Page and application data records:
»»

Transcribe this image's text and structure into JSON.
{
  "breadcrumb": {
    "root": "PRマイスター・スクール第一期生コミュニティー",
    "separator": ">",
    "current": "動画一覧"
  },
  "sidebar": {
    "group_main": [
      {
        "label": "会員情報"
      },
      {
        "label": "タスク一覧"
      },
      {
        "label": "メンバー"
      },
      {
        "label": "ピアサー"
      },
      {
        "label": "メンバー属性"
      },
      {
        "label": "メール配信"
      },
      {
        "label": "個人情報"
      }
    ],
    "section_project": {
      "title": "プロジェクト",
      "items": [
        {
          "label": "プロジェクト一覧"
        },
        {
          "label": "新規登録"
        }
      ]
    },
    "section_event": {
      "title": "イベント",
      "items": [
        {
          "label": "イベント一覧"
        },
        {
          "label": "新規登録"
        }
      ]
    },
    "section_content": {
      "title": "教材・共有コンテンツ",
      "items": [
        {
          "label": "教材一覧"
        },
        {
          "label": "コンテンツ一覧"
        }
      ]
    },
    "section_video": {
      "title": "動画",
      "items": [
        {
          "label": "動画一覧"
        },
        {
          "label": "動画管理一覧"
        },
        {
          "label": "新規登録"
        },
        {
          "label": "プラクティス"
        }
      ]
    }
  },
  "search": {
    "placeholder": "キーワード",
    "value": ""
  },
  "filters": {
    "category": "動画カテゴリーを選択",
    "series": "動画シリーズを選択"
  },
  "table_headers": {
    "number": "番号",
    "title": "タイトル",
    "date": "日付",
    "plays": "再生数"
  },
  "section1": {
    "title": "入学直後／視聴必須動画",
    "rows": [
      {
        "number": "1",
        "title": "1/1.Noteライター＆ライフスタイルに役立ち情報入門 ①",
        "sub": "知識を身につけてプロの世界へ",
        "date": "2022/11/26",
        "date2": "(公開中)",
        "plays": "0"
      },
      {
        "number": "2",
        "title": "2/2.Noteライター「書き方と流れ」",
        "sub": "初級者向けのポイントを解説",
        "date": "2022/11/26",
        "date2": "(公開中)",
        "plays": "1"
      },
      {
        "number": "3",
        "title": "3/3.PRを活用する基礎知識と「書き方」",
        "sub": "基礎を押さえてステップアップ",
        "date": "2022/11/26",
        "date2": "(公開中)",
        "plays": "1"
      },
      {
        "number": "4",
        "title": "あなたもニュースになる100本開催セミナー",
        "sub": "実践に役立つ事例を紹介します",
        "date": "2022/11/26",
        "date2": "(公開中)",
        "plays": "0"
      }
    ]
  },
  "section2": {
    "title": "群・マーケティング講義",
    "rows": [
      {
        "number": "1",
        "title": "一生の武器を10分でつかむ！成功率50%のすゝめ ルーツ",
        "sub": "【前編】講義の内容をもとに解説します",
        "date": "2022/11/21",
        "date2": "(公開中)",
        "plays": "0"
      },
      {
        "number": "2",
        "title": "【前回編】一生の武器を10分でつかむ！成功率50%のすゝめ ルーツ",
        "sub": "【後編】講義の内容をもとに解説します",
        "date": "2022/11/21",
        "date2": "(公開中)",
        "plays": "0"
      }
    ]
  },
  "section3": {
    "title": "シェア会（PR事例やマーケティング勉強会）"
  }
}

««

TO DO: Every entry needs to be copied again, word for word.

FINAL ANSWER:
Transcribe this image's text and structure into JSON.
{
  "breadcrumb": {
    "root": "PRマイスター・スクール第一期生コミュニティー",
    "separator": ">",
    "current": "動画一覧"
  },
  "sidebar": {
    "group_main": [
      {
        "label": "会員情報"
      },
      {
        "label": "タスク一覧"
      },
      {
        "label": "メンバー"
      },
      {
        "label": "ピアサー"
      },
      {
        "label": "メンバー属性"
      },
      {
        "label": "メール配信"
      },
      {
        "label": "個人情報"
      }
    ],
    "section_project": {
      "title": "プロジェクト",
      "items": [
        {
          "label": "プロジェクト一覧"
        },
        {
          "label": "新規登録"
        }
      ]
    },
    "section_event": {
      "title": "イベント",
      "items": [
        {
          "label": "イベント一覧"
        },
        {
          "label": "新規登録"
        }
      ]
    },
    "section_content": {
      "title": "教材・共有コンテンツ",
      "items": [
        {
          "label": "教材一覧"
        },
        {
          "label": "コンテンツ一覧"
        }
      ]
    },
    "section_video": {
      "title": "動画",
      "items": [
        {
          "label": "動画一覧"
        },
        {
          "label": "動画管理一覧"
        },
        {
          "label": "新規登録"
        },
        {
          "label": "プラクティス"
        }
      ]
    }
  },
  "search": {
    "placeholder": "キーワード",
    "value": ""
  },
  "filters": {
    "category": "動画カテゴリーを選択",
    "series": "動画シリーズを選択"
  },
  "table_headers": {
    "number": "番号",
    "title": "タイトル",
    "date": "日付",
    "plays": "再生数"
  },
  "section1": {
    "title": "入学直後／視聴必須動画",
    "rows": [
      {
        "number": "1",
        "title": "1/1.Noteライター＆ライフスタイルに役立ち情報入門 ①",
        "sub": "知識を身につけてプロの世界へ",
        "date": "2022/11/26",
        "date2": "(公開中)",
        "plays": "0"
      },
      {
        "number": "2",
        "title": "2/2.Noteライター「書き方と流れ」",
        "sub": "初級者向けのポイントを解説",
        "date": "2022/11/26",
        "date2": "(公開中)",
        "plays": "1"
      },
      {
        "number": "3",
        "title": "3/3.PRを活用する基礎知識と「書き方」",
        "sub": "基礎を押さえてステップアップ",
        "date": "2022/11/26",
        "date2": "(公開中)",
        "plays": "1"
      },
      {
        "number": "4",
        "title": "あなたもニュースになる100本開催セミナー",
        "sub": "実践に役立つ事例を紹介します",
        "date": "2022/11/26",
        "date2": "(公開中)",
        "plays": "0"
      }
    ]
  },
  "section2": {
    "title": "群・マーケティング講義",
    "rows": [
      {
        "number": "1",
        "title": "一生の武器を10分でつかむ！成功率50%のすゝめ ルーツ",
        "sub": "【前編】講義の内容をもとに解説します",
        "date": "2022/11/21",
        "date2": "(公開中)",
        "plays": "0"
      },
      {
        "number": "2",
        "title": "【前回編】一生の武器を10分でつかむ！成功率50%のすゝめ ルーツ",
        "sub": "【後編】講義の内容をもとに解説します",
        "date": "2022/11/21",
        "date2": "(公開中)",
        "plays": "0"
      }
    ]
  },
  "section3": {
    "title": "シェア会（PR事例やマーケティング勉強会）"
  }
}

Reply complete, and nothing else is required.